While most experts feel that the rollout of the Goods and Services Tax (GST) will not have any immediate impact on the education sector and keep the household budget for academic costs untouched, educationists beg to differ. They believe that the effects of GST will be felt in more ways than one.
Fees for tutorials, competitive exam coaching
While school and college fees are exempt from taxes, parents are concerned about the notice given by coaching classes on the rise in fees to accommodate the new tax regime. For Wanowrie resident Shazia Patel, whose twin children are preparing for Std XII board exams, it means a substantial rise in fees. “I am already paying Rs 4,000 per month for each child’s monthly tuition fee. Their engineering coaching classes will cost me at least Rs 1.5 lakh. I will have to pay an additional 3 per cent on all these fees. This is in addition to all the other costs that will increase,” she lamented.
Durgesh Mangeshkar, director of IIT Prakashan, agreed that the increasing costs of tutorials will impact parents significantly. “While taking into account the exemptions for educational fees, the government does not consider coaching classes. They may be considered a luxury but they are, in fact, a necessity, especially for students preparing for competitive exams. Unfortunately, the fees of such classes are high.. sometimes they are over Rs one lakh, much higher than school or college fees. We are going to start passing on the additional 3 per cent tax burden to parents from next month, so yes, it will affect them,” he said.
Lalit Kumar, MD, Prime Academy also said that the rise in taxes — from 15 per cent service tax to 18 per cent GST — will have to be borne by parents.
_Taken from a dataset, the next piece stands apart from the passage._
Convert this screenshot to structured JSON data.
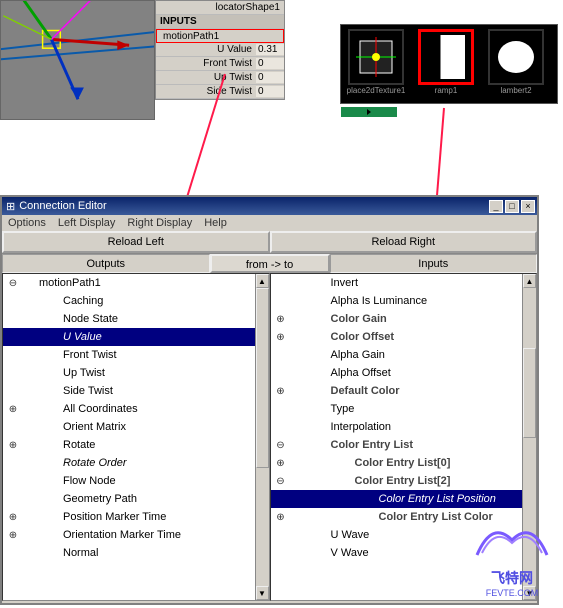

In some rare cases, the institute may bear the cost, he said.
Fees for certificate programmes, professional courses
The GST council has kept traditional courses and those approved by government-recognised bodies out of the tax net. But the tax component on non-conventional and certificate courses will go up, said Bharat Agarwal, managing trustee, Vishwakarma Institute of Technology.
“We do offer some courses that are not affiliated to the technical education directorate of the state. These may be professional or skill-based courses or some certificate programmes, like a foreign language course. Once GST comes into effect, there is going to be an additional 4 per cent increase in fees, because of the increasing tax,” he said. However, Agarwal said the long-term impact of GST was more important than the immediate effect.
“This year, you may not see any immediate impact on fees, but from next year, there will be some revision. That’s because while college fees may be tax-free, the cost to an educational institution is likely to increase. For example, many institutes are operating from rental premises and rents are not low when taxes are applicable. Besides that, stationery, transport, housekeeping staff, security services and much more are needed to run a college and if all these costs increase, then in the long run, a fee revision is likely, though colleges will try to absorb the costs,” he said.
Living costs for students
In a city like Pune, which has a large number of students who come from across India to pursue higher education, educationists say that the impact of GST on them will be inevitable.
“Our college fees may not increase but these students need transport, mess and canteens, hostels and many other services, where the impact of GST can be seen. Hence, their living costs are likely to get affected,” said Swati Mujumdar, director, Symbiosis Centre for Distance Learning.
“Food-related expenses, especially dining out, will cost me much more now. We hostelites usually prefer dining out, or eating in canteens and dining halls, so we will be affected by GST. Even watching movies at multiplexes will become more expensive,” said Bijit Somani, a final year student of chartered accountancy.